Aides emphasized that unlike most of Mr. Gore's major speeches, he wrote most of Thursday night's speech himself. Still, they acknowledged he had help from his top speech writer, Eli Attie, and strategists Bob Shrum and Mr. Eskew.
Mr. Eskew said Wednesday his boss has "written many of the phrases" in the speech.
Gore loyalists bragged that the vice president's speech will be far superior to Texas Gov. George W. Bush's acceptance speech at the Republican convention.
"Bush's speech was extremely short on specifics and short on substance and really lacking any overarching vision of where he wants to take America beyond taking us back to the '80s and '90s," Mr. Lehane said. "Al Gore represents the new guard."
Mr. Gore suggested his speech will contain enough specifics to satisfy even policy wonks. He said viewers will come away with "a clear idea of exactly what I'm proposing to do.
"And they'll also know how the ideas and proposals I'm making are rooted in the experiences that I've had in fighting for people over the last 24 years," he added. "I'll give a few specific examples to try and draw the connection."
A few minutes after Mr. Gore's chat with reporters, Air Force Two touched down at the Burbank Airport near Los Angeles. Hundreds of well-wishers who were waiting in a sweltering hangar broke into cheers as the distinctive, blue-and-white plane slowly rolled up and stopped just a few steps outside the hangar doors.
Mr. Gore's running mate, Connecticut Sen. Joseph I. Lieberman, and his wife, Hadassah, ascended the stairs and entered the plane. A few minutes later, the Liebermans reappeared with Mr. Gore and his wife, Tipper, in tow.
Mrs. Gore introduced Mr. Lieberman as "a man who has stood for conviction." Mr. Lieberman returned the compliment as soon as he stepped to the microphone.
"I've been waiting for a week to say this line and I can't control myself anymore," Mr. Lieberman enthused. "In this election, will you help me win this one for the Tipper?"
Mr. Lieberman, whose support of school vouchers and reservations about affirmative action has alienated some blacks in the Democratic Party, sought to paper over those differences Wednesday.
"It is possible that I'm a bit biased, but I think this is the most excited and united Democratic convention that we have ever had," he said.
Seeking to infuse Mr. Gore with his own moralism, Mr. Lieberman turned to his new boss and delivered a sort of political benediction.
"Your courage, your character, your experience, your principles, your sense of purpose will make you the next great president of the United States," he said.
When Mr. Gore took the stage, he providing a minipreview of his speech by calling for such things as broader federal health care mandates and gun controls. He is also expected to talk about saving Social Security and providing a prescription drug benefit.
Viewers who watch Thursday night's speech expecting to be bowled over by previously unvetted policy proposals will likely come away disappointed, according to Mr. Eskew.
"I can't think of something that would be new in there," he said.
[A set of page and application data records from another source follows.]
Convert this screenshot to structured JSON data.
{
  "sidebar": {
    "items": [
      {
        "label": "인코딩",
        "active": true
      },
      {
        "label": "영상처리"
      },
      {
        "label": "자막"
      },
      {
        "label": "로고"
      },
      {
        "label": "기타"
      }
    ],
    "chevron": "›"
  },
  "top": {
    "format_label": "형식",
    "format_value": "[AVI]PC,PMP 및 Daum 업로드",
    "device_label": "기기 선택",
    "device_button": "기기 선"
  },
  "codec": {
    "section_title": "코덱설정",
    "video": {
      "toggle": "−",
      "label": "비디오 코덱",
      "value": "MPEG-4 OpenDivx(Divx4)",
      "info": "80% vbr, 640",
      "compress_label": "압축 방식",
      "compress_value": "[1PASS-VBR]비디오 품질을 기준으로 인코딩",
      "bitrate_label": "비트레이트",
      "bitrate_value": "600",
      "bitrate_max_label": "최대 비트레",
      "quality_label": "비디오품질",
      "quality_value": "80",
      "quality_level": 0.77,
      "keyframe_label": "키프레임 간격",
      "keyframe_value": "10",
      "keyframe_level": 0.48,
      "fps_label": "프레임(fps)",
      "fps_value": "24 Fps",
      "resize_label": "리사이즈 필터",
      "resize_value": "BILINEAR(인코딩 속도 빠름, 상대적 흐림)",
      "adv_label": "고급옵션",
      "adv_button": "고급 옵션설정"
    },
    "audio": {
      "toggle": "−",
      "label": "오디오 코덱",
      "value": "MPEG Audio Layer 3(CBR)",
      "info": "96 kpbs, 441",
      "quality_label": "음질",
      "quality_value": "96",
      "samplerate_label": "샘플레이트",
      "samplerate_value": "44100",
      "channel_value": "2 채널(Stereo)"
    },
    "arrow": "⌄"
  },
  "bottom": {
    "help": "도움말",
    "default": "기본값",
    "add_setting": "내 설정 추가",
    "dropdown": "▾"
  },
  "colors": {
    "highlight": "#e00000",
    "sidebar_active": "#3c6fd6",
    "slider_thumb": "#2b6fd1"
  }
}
Sign up for Daily Newsletters

Copyright © 2019 The Washington Times, LLC. Click here for reprint permission.

The Washington Times Comment Policy

The Washington Times welcomes your comments on Spot.im, our third-party provider. Please read our Comment Policy before commenting.


Click to Read More and View Comments

Click to Hide